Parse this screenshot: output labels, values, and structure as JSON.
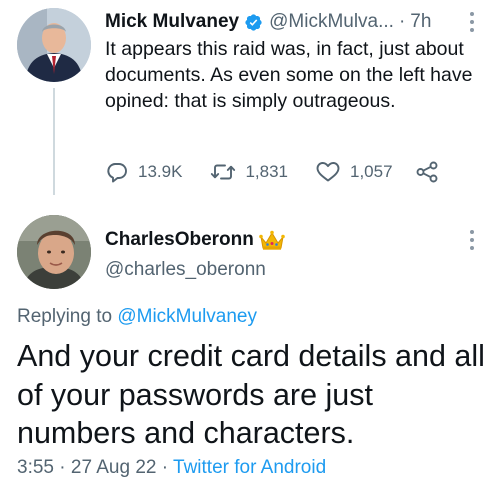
{
  "colors": {
    "text": "#0f1419",
    "secondary": "#536471",
    "link": "#1d9bf0",
    "thread_line": "#cfd9de"
  },
  "parent_tweet": {
    "author_name": "Mick Mulvaney",
    "verified": true,
    "handle": "@MickMulva...",
    "separator": "·",
    "time": "7h",
    "text": "It appears this raid was, in fact, just about documents.  As even some on the left have opined: that is simply outrageous.",
    "actions": {
      "replies": "13.9K",
      "retweets": "1,831",
      "likes": "1,057"
    }
  },
  "reply_tweet": {
    "author_name": "CharlesOberonn",
    "name_badge_icon": "crown-icon",
    "handle": "@charles_oberonn",
    "replying_prefix": "Replying to",
    "replying_to": "@MickMulvaney",
    "text": "And your credit card details and all of your passwords are just numbers and characters.",
    "time": "3:55",
    "separator1": "·",
    "date": "27 Aug 22",
    "separator2": "·",
    "source": "Twitter for Android"
  }
}
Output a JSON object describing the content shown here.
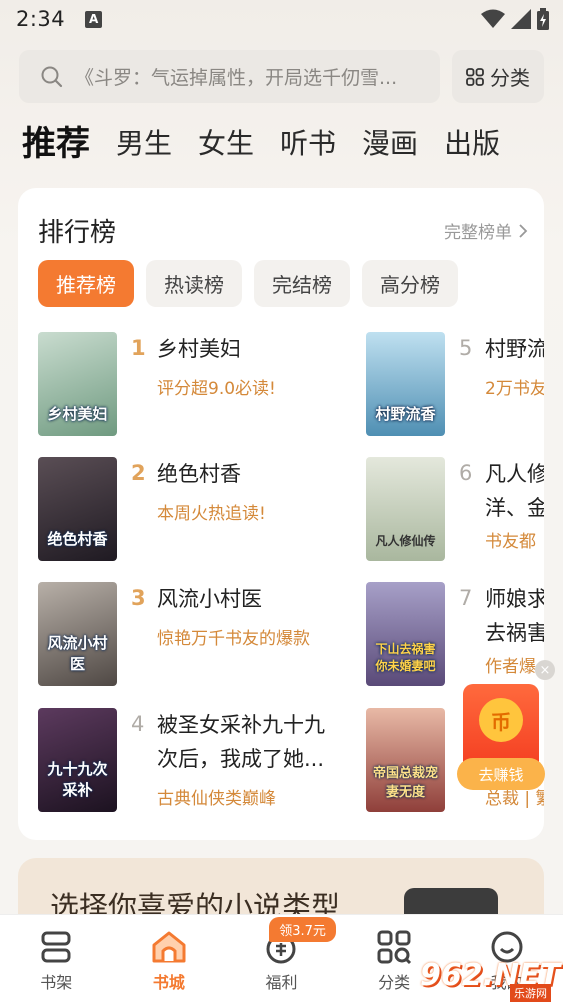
{
  "status": {
    "time": "2:34",
    "app_badge": "A"
  },
  "search": {
    "placeholder": "《斗罗：气运掉属性，开局选千仞雪..."
  },
  "category_button": {
    "label": "分类"
  },
  "tabs": [
    "推荐",
    "男生",
    "女生",
    "听书",
    "漫画",
    "出版"
  ],
  "ranking": {
    "title": "排行榜",
    "more": "完整榜单",
    "tabs": [
      "推荐榜",
      "热读榜",
      "完结榜",
      "高分榜"
    ],
    "books": [
      {
        "rank": "1",
        "title": "乡村美妇",
        "desc": "评分超9.0必读!",
        "cover_text": "乡村美妇",
        "cover_color": "#8fb39a"
      },
      {
        "rank": "2",
        "title": "绝色村香",
        "desc": "本周火热追读!",
        "cover_text": "绝色村香",
        "cover_color": "#3b3440"
      },
      {
        "rank": "3",
        "title": "风流小村医",
        "desc": "惊艳万千书友的爆款",
        "cover_text": "风流小村医",
        "cover_color": "#7a6f69"
      },
      {
        "rank": "4",
        "title": "被圣女采补九十九次后，我成了她...",
        "desc": "古典仙侠类巅峰",
        "cover_text": "九十九次采补",
        "cover_color": "#3a2a3c"
      },
      {
        "rank": "5",
        "title": "村野流",
        "desc": "2万书友",
        "cover_text": "村野流香",
        "cover_color": "#6aa7c9"
      },
      {
        "rank": "6",
        "title": "凡人修洋、金",
        "desc": "书友都",
        "cover_text": "凡人修仙传",
        "cover_color": "#c9d3c0"
      },
      {
        "rank": "7",
        "title": "师娘求去祸害",
        "desc": "作者爆",
        "cover_text": "下山去祸害你未婚妻吧",
        "cover_color": "#7f6a9c"
      },
      {
        "rank": "8",
        "title": "",
        "desc": "总裁 | 繁",
        "cover_text": "帝国总裁宠妻无度",
        "cover_color": "#c4776b"
      }
    ]
  },
  "genre_card": {
    "text": "选择你喜爱的小说类型"
  },
  "floating": {
    "button": "去赚钱",
    "coin": "币",
    "close": "×"
  },
  "bottom_nav": [
    {
      "label": "书架",
      "icon": "bookshelf-icon"
    },
    {
      "label": "书城",
      "icon": "home-icon",
      "active": true
    },
    {
      "label": "福利",
      "icon": "gift-icon",
      "badge": "领3.7元"
    },
    {
      "label": "分类",
      "icon": "grid-icon"
    },
    {
      "label": "我的",
      "icon": "profile-icon"
    }
  ],
  "watermark": {
    "logo": "962.NET",
    "sub": "乐游网"
  },
  "colors": {
    "accent": "#f47a31",
    "rank_gold": "#e1a35b"
  }
}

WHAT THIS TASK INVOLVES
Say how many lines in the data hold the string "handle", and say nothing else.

SOLUTION TO THE PROBLEM
2